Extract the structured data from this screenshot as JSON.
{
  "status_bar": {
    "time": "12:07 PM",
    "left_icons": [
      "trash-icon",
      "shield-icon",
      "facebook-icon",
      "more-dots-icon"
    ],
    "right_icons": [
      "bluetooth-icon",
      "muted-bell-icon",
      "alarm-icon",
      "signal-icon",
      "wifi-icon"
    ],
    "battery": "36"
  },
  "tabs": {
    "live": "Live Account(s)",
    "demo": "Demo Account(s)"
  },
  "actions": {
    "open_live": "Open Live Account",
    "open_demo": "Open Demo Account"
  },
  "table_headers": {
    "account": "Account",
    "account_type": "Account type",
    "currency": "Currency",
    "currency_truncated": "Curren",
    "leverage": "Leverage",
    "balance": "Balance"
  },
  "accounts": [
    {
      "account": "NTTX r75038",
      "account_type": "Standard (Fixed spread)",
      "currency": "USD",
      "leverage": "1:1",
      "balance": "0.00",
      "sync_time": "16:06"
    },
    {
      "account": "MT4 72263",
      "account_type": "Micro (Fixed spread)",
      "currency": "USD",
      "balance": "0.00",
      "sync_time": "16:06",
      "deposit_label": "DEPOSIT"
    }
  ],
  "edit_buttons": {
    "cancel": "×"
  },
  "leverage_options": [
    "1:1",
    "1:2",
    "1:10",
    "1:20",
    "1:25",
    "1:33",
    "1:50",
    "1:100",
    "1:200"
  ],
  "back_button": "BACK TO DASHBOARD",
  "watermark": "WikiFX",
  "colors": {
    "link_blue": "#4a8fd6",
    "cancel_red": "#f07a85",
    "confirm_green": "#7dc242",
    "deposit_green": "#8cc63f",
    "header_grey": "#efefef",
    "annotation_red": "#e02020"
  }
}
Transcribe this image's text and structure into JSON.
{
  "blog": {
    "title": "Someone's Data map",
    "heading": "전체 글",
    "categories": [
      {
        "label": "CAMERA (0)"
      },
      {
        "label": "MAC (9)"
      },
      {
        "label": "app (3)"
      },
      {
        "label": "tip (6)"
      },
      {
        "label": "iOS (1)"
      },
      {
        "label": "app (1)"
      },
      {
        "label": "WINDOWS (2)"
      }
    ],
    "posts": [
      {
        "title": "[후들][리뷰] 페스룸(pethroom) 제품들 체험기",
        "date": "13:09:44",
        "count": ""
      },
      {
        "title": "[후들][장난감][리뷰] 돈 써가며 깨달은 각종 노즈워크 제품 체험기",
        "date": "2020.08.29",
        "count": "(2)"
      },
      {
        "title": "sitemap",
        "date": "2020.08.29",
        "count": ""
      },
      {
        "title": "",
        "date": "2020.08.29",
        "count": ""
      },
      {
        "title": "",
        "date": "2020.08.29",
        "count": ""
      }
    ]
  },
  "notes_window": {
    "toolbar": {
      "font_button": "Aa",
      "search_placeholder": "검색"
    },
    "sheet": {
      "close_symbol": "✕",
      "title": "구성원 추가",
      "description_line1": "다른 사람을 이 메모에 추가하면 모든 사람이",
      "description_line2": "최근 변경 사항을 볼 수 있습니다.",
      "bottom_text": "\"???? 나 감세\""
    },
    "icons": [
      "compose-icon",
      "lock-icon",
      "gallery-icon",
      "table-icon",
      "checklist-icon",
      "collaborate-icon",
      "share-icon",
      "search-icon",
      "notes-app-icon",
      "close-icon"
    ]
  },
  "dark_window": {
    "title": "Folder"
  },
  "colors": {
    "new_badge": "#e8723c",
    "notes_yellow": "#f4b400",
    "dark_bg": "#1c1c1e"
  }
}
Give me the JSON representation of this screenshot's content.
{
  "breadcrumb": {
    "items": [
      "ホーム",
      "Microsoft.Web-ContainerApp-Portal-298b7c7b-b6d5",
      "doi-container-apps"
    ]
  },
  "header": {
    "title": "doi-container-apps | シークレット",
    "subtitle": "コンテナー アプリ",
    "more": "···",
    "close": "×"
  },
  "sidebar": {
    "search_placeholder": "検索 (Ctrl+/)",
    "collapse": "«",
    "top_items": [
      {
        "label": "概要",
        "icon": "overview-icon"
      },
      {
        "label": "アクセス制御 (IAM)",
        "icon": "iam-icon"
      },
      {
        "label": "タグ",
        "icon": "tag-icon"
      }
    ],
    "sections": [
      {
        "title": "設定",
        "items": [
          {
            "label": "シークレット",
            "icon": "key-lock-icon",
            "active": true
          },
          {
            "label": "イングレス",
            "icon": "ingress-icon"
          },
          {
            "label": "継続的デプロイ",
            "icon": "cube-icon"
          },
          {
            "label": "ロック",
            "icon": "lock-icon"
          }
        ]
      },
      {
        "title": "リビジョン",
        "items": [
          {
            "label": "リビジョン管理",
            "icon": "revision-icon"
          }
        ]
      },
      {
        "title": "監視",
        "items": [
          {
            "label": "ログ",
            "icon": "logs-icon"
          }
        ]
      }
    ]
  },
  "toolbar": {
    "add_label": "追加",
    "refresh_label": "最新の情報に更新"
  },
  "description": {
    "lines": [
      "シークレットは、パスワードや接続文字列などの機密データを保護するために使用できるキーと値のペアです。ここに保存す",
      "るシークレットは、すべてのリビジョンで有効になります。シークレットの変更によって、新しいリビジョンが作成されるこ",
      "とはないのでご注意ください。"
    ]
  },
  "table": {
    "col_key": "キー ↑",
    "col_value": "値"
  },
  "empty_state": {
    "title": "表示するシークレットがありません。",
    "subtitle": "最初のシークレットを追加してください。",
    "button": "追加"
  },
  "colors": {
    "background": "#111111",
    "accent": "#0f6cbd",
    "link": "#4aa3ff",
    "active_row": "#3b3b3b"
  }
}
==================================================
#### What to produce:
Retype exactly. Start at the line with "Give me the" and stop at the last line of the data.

#### Solution to this problem:
Give me the JSON representation of this screenshot's content.
{
  "breadcrumb": {
    "items": [
      "ホーム",
      "Microsoft.Web-ContainerApp-Portal-298b7c7b-b6d5",
      "doi-container-apps"
    ]
  },
  "header": {
    "title": "doi-container-apps | シークレット",
    "subtitle": "コンテナー アプリ",
    "more": "···",
    "close": "×"
  },
  "sidebar": {
    "search_placeholder": "検索 (Ctrl+/)",
    "collapse": "«",
    "top_items": [
      {
        "label": "概要",
        "icon": "overview-icon"
      },
      {
        "label": "アクセス制御 (IAM)",
        "icon": "iam-icon"
      },
      {
        "label": "タグ",
        "icon": "tag-icon"
      }
    ],
    "sections": [
      {
        "title": "設定",
        "items": [
          {
            "label": "シークレット",
            "icon": "key-lock-icon",
            "active": true
          },
          {
            "label": "イングレス",
            "icon": "ingress-icon"
          },
          {
            "label": "継続的デプロイ",
            "icon": "cube-icon"
          },
          {
            "label": "ロック",
            "icon": "lock-icon"
          }
        ]
      },
      {
        "title": "リビジョン",
        "items": [
          {
            "label": "リビジョン管理",
            "icon": "revision-icon"
          }
        ]
      },
      {
        "title": "監視",
        "items": [
          {
            "label": "ログ",
            "icon": "logs-icon"
          }
        ]
      }
    ]
  },
  "toolbar": {
    "add_label": "追加",
    "refresh_label": "最新の情報に更新"
  },
  "description": {
    "lines": [
      "シークレットは、パスワードや接続文字列などの機密データを保護するために使用できるキーと値のペアです。ここに保存す",
      "るシークレットは、すべてのリビジョンで有効になります。シークレットの変更によって、新しいリビジョンが作成されるこ",
      "とはないのでご注意ください。"
    ]
  },
  "table": {
    "col_key": "キー ↑",
    "col_value": "値"
  },
  "empty_state": {
    "title": "表示するシークレットがありません。",
    "subtitle": "最初のシークレットを追加してください。",
    "button": "追加"
  },
  "colors": {
    "background": "#111111",
    "accent": "#0f6cbd",
    "link": "#4aa3ff",
    "active_row": "#3b3b3b"
  }
}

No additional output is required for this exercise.